the diagnosis of ASD.
author explores the historical, philosophical and cultural relevance of autism
and how there is a current trend towards the autistic community expressing
their needs and experiences through retreats for individuals with autism. She describes a "blossoming movement of
self-advocacy groups that challenge status quo". Paradiz and her son participate in these retreats and become a
part of the autistic community.
Through these encounters they are guided toward a sense of community and
accepting others with autism. The
author also comes to the acceptance that she is a parent of a child with autism
and she makes a commitment to follow her son's lead and not try to change who
he is as a person.
of the characteristics of AS is having a fixation with a particular subject or
area of interest. The author's son has
a preoccupation with the music of Shumann and begs to listen to it over and
over. She states that she was on a steep learning curve with Elijah, living out
his fixations. "It was Shumann who first taught me how to follow my son's
lead, how to take risks, how to journey into untold intensities".
skillfully paints a picture of how it is to experience ASD from the view of the
parent. The reader gains an understanding of what it is like to live with
autism. Following are some examples
from the book that were particularly relevant.
The author describes that when she strays too far away from her son into
the other room, he soon moves into a panic.
She states, "it is as if he requires my steady but silent presence
to assure him that he exists". She
states, "There are moments…when life with Elijah becomes so narrow, so
rigidly charted and over determined in every action and word that I could burst
out in fits of anger and resentment".
She notes that "autistic
children tend to require constant focused activity, or else the carefully
constructed cohesion they're experiencing begins to disintegrate
of the most insightful comments the author makes is when she finds herself
describing her son in terms of a medical case; repeating to family and friends
discussions with doctors in medical terminology. She writes, "be careful, for in the telling, you forge the
essence of a life". She cautions

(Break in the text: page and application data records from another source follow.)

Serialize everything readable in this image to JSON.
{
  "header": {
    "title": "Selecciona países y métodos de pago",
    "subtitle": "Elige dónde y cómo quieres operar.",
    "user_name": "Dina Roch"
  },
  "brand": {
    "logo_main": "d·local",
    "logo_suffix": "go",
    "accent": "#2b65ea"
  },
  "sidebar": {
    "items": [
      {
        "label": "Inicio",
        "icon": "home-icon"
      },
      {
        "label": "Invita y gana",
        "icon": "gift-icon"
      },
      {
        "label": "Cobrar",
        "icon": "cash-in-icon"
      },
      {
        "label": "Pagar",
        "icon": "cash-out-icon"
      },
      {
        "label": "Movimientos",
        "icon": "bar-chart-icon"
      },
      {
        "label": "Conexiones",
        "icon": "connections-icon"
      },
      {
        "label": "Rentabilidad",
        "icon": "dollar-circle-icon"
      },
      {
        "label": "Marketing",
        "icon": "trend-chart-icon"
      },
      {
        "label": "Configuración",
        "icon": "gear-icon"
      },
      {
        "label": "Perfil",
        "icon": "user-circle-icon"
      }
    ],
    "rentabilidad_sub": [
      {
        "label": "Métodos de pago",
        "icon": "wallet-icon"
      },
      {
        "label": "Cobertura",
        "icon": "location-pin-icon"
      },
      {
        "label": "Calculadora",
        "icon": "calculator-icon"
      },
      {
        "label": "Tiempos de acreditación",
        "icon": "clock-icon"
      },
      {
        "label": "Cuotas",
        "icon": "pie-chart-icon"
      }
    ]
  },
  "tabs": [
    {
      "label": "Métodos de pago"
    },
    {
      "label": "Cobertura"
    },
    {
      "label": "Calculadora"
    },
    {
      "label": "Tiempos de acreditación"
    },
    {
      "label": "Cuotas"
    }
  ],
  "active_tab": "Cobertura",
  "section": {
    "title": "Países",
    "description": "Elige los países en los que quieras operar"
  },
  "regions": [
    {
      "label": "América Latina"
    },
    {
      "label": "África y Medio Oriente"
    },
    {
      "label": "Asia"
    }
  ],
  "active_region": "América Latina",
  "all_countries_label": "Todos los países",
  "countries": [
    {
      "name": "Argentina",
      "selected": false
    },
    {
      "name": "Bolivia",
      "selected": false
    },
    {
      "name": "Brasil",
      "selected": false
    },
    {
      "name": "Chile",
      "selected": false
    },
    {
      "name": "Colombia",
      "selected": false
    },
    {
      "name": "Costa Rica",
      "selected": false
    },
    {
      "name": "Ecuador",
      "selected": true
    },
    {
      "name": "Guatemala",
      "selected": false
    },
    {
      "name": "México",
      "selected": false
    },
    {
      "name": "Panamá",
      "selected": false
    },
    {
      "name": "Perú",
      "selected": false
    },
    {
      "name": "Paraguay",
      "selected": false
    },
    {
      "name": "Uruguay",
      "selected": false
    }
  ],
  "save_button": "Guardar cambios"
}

the reader that what you say, think and believe about a situation is in a sense
creating it, and that you have a choice on how you wish to paint the picture of
your life. This is an important caution
for any parent; however, I think it is more important for parents of children
with disabilities because the child's challenges often require immediate and frequent
attention and discussion. This is out
of necessity, such as when advocating for a child for special services at
school or with medical personnel.
"Nietzsche in the Bathtub" chapter traces the history of Asperger's
Syndrome and how it relates to autism. She frames the research of autism (first
written about by Leo Kanner) and Asperger's Syndrome (identified by Hans
Asperger) in the larger cultural contexts. She describes that the power
struggle between the psychodynamic views of autism was on its way out in the
1990's and the neurobiological perspective was rising. The author also examines Kanner and
Asperger's respective political climates during their research careers.
times I think the reason many parents of children with disabilities read books
relating to the child's disability is to receive confirmation that someone else
has experienced the same thing they have. To know that someone has experienced
the same situation, feelings and emotions with their child, serves to validate
that parents are not alone, and that they did not cause the disability.
the book was interesting, informative and entertaining. However, at times I lost interest,
especially in the chapter about Nietzsche where she delves into the history and
professional literature relating to Autism, AS and psychiatry. Some of the information was obscure and
broad for the scope of the book. It is
important to note that the author does write movingly, but her strength lies in
describing the characteristics of her son and their personal struggles and
triumphs. Overall, the book is well
written and I would recommend it to parents and families of children with ASD.
© 2004 Monique
Thornton earned her MSW in 1993 from the University of Kansas, and is the
mother of a 7-year-old with Asperger Syndrome.